Instructions for the task: The data below is to be repeated in full, exactly as shown.

***

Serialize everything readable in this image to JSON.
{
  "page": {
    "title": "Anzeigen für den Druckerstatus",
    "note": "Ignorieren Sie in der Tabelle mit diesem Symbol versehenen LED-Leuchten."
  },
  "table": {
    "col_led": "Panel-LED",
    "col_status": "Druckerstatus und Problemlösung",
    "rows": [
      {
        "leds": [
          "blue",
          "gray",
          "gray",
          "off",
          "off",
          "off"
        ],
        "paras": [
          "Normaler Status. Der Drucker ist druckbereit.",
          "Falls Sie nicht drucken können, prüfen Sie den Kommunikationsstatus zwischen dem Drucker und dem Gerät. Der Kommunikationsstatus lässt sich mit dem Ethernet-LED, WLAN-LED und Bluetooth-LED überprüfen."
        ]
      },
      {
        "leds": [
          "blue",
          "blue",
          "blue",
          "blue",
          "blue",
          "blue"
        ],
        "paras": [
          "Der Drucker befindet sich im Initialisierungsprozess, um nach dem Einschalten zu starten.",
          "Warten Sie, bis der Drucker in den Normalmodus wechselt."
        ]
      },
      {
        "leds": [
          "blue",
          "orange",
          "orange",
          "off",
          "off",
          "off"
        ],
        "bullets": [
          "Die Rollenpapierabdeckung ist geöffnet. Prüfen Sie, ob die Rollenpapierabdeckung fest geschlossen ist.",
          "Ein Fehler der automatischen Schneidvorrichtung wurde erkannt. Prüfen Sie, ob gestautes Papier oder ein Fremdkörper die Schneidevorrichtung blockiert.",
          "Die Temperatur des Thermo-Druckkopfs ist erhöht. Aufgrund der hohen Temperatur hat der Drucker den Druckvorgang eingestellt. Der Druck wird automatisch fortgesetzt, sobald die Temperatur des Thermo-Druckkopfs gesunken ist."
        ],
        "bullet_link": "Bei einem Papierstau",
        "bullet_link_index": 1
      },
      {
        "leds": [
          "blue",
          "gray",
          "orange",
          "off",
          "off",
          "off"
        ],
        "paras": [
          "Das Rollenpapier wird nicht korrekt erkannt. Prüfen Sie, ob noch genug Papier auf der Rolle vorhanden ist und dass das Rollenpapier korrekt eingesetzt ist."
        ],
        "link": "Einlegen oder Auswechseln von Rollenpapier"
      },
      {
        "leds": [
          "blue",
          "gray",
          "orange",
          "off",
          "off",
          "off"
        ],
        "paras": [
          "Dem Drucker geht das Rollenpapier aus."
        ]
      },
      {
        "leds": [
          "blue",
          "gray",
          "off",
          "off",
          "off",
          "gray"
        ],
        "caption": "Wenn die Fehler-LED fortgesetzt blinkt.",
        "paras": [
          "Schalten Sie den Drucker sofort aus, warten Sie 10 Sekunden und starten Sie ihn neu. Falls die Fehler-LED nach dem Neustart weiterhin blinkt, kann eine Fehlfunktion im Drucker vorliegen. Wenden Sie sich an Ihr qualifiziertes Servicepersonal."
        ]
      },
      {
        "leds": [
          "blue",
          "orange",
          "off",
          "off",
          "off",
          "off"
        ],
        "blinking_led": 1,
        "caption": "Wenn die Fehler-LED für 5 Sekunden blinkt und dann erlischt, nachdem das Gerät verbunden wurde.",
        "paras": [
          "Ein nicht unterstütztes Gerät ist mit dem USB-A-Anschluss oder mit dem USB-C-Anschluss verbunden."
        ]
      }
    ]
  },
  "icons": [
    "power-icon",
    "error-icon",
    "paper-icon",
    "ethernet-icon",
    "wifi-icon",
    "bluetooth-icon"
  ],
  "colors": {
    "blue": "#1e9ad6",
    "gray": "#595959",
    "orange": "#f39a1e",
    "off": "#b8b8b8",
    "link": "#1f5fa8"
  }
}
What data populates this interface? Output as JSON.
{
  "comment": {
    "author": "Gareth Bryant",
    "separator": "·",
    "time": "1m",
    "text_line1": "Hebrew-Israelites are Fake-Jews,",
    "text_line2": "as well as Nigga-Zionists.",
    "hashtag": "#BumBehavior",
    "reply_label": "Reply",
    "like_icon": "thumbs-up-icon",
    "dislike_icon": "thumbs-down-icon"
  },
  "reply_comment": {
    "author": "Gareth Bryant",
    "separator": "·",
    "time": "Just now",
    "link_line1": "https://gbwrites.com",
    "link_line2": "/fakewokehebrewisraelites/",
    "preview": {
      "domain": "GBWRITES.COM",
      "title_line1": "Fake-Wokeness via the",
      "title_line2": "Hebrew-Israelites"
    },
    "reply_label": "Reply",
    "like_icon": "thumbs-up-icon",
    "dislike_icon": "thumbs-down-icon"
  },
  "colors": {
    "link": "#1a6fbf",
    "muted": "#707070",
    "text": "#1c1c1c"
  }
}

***

Output:
Serialize everything readable in this image to JSON.
{
  "page": {
    "title": "Anzeigen für den Druckerstatus",
    "note": "Ignorieren Sie in der Tabelle mit diesem Symbol versehenen LED-Leuchten."
  },
  "table": {
    "col_led": "Panel-LED",
    "col_status": "Druckerstatus und Problemlösung",
    "rows": [
      {
        "leds": [
          "blue",
          "gray",
          "gray",
          "off",
          "off",
          "off"
        ],
        "paras": [
          "Normaler Status. Der Drucker ist druckbereit.",
          "Falls Sie nicht drucken können, prüfen Sie den Kommunikationsstatus zwischen dem Drucker und dem Gerät. Der Kommunikationsstatus lässt sich mit dem Ethernet-LED, WLAN-LED und Bluetooth-LED überprüfen."
        ]
      },
      {
        "leds": [
          "blue",
          "blue",
          "blue",
          "blue",
          "blue",
          "blue"
        ],
        "paras": [
          "Der Drucker befindet sich im Initialisierungsprozess, um nach dem Einschalten zu starten.",
          "Warten Sie, bis der Drucker in den Normalmodus wechselt."
        ]
      },
      {
        "leds": [
          "blue",
          "orange",
          "orange",
          "off",
          "off",
          "off"
        ],
        "bullets": [
          "Die Rollenpapierabdeckung ist geöffnet. Prüfen Sie, ob die Rollenpapierabdeckung fest geschlossen ist.",
          "Ein Fehler der automatischen Schneidvorrichtung wurde erkannt. Prüfen Sie, ob gestautes Papier oder ein Fremdkörper die Schneidevorrichtung blockiert.",
          "Die Temperatur des Thermo-Druckkopfs ist erhöht. Aufgrund der hohen Temperatur hat der Drucker den Druckvorgang eingestellt. Der Druck wird automatisch fortgesetzt, sobald die Temperatur des Thermo-Druckkopfs gesunken ist."
        ],
        "bullet_link": "Bei einem Papierstau",
        "bullet_link_index": 1
      },
      {
        "leds": [
          "blue",
          "gray",
          "orange",
          "off",
          "off",
          "off"
        ],
        "paras": [
          "Das Rollenpapier wird nicht korrekt erkannt. Prüfen Sie, ob noch genug Papier auf der Rolle vorhanden ist und dass das Rollenpapier korrekt eingesetzt ist."
        ],
        "link": "Einlegen oder Auswechseln von Rollenpapier"
      },
      {
        "leds": [
          "blue",
          "gray",
          "orange",
          "off",
          "off",
          "off"
        ],
        "paras": [
          "Dem Drucker geht das Rollenpapier aus."
        ]
      },
      {
        "leds": [
          "blue",
          "gray",
          "off",
          "off",
          "off",
          "gray"
        ],
        "caption": "Wenn die Fehler-LED fortgesetzt blinkt.",
        "paras": [
          "Schalten Sie den Drucker sofort aus, warten Sie 10 Sekunden und starten Sie ihn neu. Falls die Fehler-LED nach dem Neustart weiterhin blinkt, kann eine Fehlfunktion im Drucker vorliegen. Wenden Sie sich an Ihr qualifiziertes Servicepersonal."
        ]
      },
      {
        "leds": [
          "blue",
          "orange",
          "off",
          "off",
          "off",
          "off"
        ],
        "blinking_led": 1,
        "caption": "Wenn die Fehler-LED für 5 Sekunden blinkt und dann erlischt, nachdem das Gerät verbunden wurde.",
        "paras": [
          "Ein nicht unterstütztes Gerät ist mit dem USB-A-Anschluss oder mit dem USB-C-Anschluss verbunden."
        ]
      }
    ]
  },
  "icons": [
    "power-icon",
    "error-icon",
    "paper-icon",
    "ethernet-icon",
    "wifi-icon",
    "bluetooth-icon"
  ],
  "colors": {
    "blue": "#1e9ad6",
    "gray": "#595959",
    "orange": "#f39a1e",
    "off": "#b8b8b8",
    "link": "#1f5fa8"
  }
}
What data populates this interface? Output as JSON.
{
  "comment": {
    "author": "Gareth Bryant",
    "separator": "·",
    "time": "1m",
    "text_line1": "Hebrew-Israelites are Fake-Jews,",
    "text_line2": "as well as Nigga-Zionists.",
    "hashtag": "#BumBehavior",
    "reply_label": "Reply",
    "like_icon": "thumbs-up-icon",
    "dislike_icon": "thumbs-down-icon"
  },
  "reply_comment": {
    "author": "Gareth Bryant",
    "separator": "·",
    "time": "Just now",
    "link_line1": "https://gbwrites.com",
    "link_line2": "/fakewokehebrewisraelites/",
    "preview": {
      "domain": "GBWRITES.COM",
      "title_line1": "Fake-Wokeness via the",
      "title_line2": "Hebrew-Israelites"
    },
    "reply_label": "Reply",
    "like_icon": "thumbs-up-icon",
    "dislike_icon": "thumbs-down-icon"
  },
  "colors": {
    "link": "#1a6fbf",
    "muted": "#707070",
    "text": "#1c1c1c"
  }
}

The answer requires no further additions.